• Assignment:
Pull every line with the word "class" out of the entries below.

• The input:
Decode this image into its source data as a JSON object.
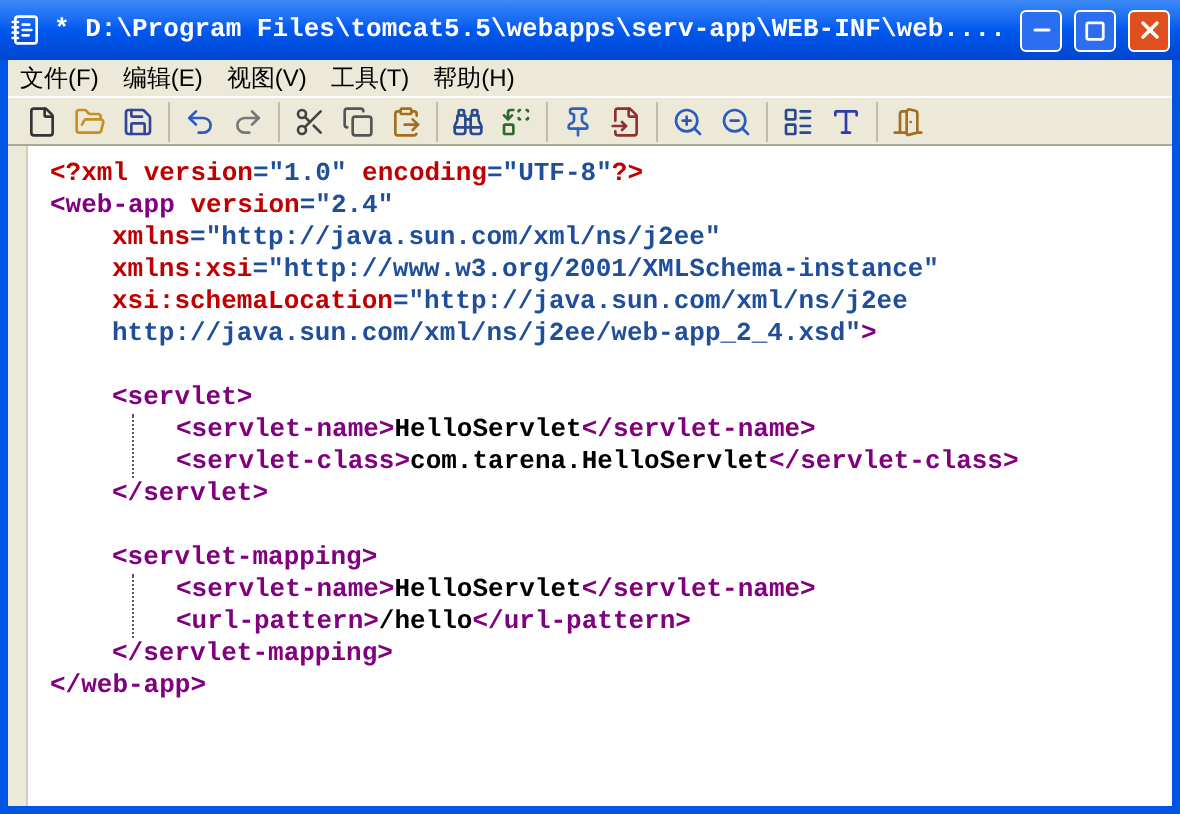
{
  "window": {
    "title": "* D:\\Program Files\\tomcat5.5\\webapps\\serv-app\\WEB-INF\\web...."
  },
  "menu": [
    {
      "label": "文件(F)"
    },
    {
      "label": "编辑(E)"
    },
    {
      "label": "视图(V)"
    },
    {
      "label": "工具(T)"
    },
    {
      "label": "帮助(H)"
    }
  ],
  "lines": [
    {
      "kind": "code",
      "tokens": [
        {
          "kind": "pi",
          "text": "<?xml"
        },
        {
          "kind": "attr",
          "text": " version"
        },
        {
          "kind": "value",
          "text": "=\"1.0\""
        },
        {
          "kind": "attr",
          "text": " encoding"
        },
        {
          "kind": "value",
          "text": "=\"UTF-8\""
        },
        {
          "kind": "pi",
          "text": "?>"
        }
      ]
    },
    {
      "kind": "code",
      "tokens": [
        {
          "kind": "tag",
          "text": "<web-app"
        },
        {
          "kind": "attr",
          "text": " version"
        },
        {
          "kind": "value",
          "text": "=\"2.4\""
        }
      ],
      "children": [
        {
          "kind": "code",
          "tokens": [
            {
              "kind": "attr",
              "text": "xmlns"
            },
            {
              "kind": "value",
              "text": "=\"http://java.sun.com/xml/ns/j2ee\""
            }
          ]
        },
        {
          "kind": "code",
          "tokens": [
            {
              "kind": "attr",
              "text": "xmlns:xsi"
            },
            {
              "kind": "value",
              "text": "=\"http://www.w3.org/2001/XMLSchema-instance\""
            }
          ]
        },
        {
          "kind": "code",
          "tokens": [
            {
              "kind": "attr",
              "text": "xsi:schemaLocation"
            },
            {
              "kind": "value",
              "text": "=\"http://java.sun.com/xml/ns/j2ee"
            }
          ]
        },
        {
          "kind": "code",
          "tokens": [
            {
              "kind": "value",
              "text": "http://java.sun.com/xml/ns/j2ee/web-app_2_4.xsd\""
            },
            {
              "kind": "tag",
              "text": ">"
            }
          ]
        },
        {
          "kind": "blank"
        },
        {
          "kind": "code",
          "tokens": [
            {
              "kind": "tag",
              "text": "<servlet>"
            }
          ],
          "children": [
            {
              "kind": "code",
              "tokens": [
                {
                  "kind": "tag",
                  "text": "<servlet-name>"
                },
                {
                  "kind": "text",
                  "text": "HelloServlet"
                },
                {
                  "kind": "tag",
                  "text": "</servlet-name>"
                }
              ]
            },
            {
              "kind": "code",
              "tokens": [
                {
                  "kind": "tag",
                  "text": "<servlet-class>"
                },
                {
                  "kind": "text",
                  "text": "com.tarena.HelloServlet"
                },
                {
                  "kind": "tag",
                  "text": "</servlet-class>"
                }
              ]
            }
          ]
        },
        {
          "kind": "code",
          "tokens": [
            {
              "kind": "tag",
              "text": "</servlet>"
            }
          ]
        },
        {
          "kind": "blank"
        },
        {
          "kind": "code",
          "tokens": [
            {
              "kind": "tag",
              "text": "<servlet-mapping>"
            }
          ],
          "children": [
            {
              "kind": "code",
              "tokens": [
                {
                  "kind": "tag",
                  "text": "<servlet-name>"
                },
                {
                  "kind": "text",
                  "text": "HelloServlet"
                },
                {
                  "kind": "tag",
                  "text": "</servlet-name>"
                }
              ]
            },
            {
              "kind": "code",
              "tokens": [
                {
                  "kind": "tag",
                  "text": "<url-pattern>"
                },
                {
                  "kind": "text",
                  "text": "/hello"
                },
                {
                  "kind": "tag",
                  "text": "</url-pattern>"
                }
              ]
            }
          ]
        },
        {
          "kind": "code",
          "tokens": [
            {
              "kind": "tag",
              "text": "</servlet-mapping>"
            }
          ]
        }
      ]
    },
    {
      "kind": "code",
      "tokens": [
        {
          "kind": "tag",
          "text": "</web-app>"
        }
      ]
    }
  ]
}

• The completed task:
                  "text": "<servlet-class>"
                  "text": "</servlet-class>"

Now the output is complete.